▶ App and web page records:

*-*-*

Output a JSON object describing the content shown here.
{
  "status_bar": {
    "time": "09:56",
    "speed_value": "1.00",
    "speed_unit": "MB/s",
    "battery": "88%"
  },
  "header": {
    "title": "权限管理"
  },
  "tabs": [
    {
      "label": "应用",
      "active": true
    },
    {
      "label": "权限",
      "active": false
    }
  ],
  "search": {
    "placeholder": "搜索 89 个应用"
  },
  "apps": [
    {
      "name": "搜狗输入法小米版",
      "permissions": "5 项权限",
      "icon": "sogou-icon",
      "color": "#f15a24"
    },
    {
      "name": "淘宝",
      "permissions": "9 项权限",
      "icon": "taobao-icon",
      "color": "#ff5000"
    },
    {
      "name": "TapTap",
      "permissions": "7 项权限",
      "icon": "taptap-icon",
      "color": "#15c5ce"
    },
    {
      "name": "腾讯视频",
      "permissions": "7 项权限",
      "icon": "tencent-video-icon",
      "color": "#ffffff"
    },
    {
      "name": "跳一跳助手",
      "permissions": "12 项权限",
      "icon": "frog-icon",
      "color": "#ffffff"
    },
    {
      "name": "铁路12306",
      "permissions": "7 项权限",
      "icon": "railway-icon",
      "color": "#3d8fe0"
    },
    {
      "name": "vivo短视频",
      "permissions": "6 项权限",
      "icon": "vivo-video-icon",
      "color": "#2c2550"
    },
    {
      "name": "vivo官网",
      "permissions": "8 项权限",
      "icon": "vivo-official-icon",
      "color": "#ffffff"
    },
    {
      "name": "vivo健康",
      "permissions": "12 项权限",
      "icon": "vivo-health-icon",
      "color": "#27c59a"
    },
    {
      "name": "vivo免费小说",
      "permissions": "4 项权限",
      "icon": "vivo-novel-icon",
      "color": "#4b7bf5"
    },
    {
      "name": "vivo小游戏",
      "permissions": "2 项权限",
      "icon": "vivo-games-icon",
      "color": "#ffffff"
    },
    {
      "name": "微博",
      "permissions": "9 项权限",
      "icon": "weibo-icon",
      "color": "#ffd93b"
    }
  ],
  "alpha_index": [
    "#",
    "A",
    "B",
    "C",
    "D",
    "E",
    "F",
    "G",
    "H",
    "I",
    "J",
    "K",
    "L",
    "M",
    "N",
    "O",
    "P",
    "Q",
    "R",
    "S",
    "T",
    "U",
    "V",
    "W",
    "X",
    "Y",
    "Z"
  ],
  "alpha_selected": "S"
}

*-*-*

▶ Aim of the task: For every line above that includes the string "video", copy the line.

▶ Written solution:
      "icon": "tencent-video-icon",
      "icon": "vivo-video-icon",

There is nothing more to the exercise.